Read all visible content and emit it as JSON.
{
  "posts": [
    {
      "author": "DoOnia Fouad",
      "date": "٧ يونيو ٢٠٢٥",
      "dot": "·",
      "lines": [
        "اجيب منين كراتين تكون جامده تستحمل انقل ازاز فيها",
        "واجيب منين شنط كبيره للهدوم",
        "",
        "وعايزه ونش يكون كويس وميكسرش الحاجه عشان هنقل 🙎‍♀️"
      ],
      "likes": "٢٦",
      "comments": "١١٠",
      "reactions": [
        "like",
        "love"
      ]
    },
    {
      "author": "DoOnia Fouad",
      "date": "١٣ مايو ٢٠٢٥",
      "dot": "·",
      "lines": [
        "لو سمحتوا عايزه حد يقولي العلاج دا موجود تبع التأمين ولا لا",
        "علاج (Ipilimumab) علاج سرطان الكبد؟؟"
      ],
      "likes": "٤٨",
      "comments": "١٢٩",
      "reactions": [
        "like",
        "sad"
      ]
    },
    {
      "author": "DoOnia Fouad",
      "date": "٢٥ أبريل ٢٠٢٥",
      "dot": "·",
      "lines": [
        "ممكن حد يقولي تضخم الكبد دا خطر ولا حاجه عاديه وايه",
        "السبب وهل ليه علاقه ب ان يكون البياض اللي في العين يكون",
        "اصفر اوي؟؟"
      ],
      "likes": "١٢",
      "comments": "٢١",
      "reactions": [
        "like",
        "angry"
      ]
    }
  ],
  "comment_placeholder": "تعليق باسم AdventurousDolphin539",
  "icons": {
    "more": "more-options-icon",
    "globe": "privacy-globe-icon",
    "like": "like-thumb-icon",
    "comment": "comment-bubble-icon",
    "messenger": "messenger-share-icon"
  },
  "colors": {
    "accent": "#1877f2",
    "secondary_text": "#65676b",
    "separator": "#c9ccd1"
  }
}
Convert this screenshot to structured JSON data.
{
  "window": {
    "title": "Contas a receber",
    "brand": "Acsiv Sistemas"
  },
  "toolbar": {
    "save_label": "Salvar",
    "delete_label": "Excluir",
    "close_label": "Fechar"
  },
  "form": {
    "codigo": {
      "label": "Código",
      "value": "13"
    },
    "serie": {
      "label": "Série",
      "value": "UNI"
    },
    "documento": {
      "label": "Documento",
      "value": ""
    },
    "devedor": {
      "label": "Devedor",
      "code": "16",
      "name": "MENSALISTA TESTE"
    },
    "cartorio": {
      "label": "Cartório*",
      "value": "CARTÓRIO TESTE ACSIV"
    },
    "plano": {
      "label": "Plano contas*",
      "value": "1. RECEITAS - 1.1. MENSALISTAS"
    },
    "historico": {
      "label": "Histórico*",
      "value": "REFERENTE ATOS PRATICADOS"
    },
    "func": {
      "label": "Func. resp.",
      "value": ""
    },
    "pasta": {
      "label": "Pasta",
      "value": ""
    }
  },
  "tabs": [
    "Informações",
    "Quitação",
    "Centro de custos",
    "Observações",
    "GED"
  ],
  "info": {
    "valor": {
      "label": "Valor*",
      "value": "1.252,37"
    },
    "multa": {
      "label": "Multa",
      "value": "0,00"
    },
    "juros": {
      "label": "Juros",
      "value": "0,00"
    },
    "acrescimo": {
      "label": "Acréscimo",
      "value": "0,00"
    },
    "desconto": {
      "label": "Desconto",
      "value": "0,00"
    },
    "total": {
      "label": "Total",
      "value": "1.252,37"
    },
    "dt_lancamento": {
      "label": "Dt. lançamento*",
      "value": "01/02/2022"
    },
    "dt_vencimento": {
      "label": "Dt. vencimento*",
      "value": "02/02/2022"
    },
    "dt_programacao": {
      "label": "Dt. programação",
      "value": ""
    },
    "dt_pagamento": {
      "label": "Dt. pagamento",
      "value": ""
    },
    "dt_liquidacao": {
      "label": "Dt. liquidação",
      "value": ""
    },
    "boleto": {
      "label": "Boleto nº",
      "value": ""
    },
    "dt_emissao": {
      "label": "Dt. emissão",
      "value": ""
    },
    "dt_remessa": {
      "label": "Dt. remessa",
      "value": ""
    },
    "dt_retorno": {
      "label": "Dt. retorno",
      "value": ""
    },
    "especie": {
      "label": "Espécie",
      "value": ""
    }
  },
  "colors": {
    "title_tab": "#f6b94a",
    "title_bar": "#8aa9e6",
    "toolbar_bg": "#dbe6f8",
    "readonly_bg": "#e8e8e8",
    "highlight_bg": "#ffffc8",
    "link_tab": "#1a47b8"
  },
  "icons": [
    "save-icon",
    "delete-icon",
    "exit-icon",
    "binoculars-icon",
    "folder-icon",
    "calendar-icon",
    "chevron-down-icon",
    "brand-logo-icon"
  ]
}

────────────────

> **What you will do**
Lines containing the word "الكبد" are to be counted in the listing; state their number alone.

> **Answer section**
2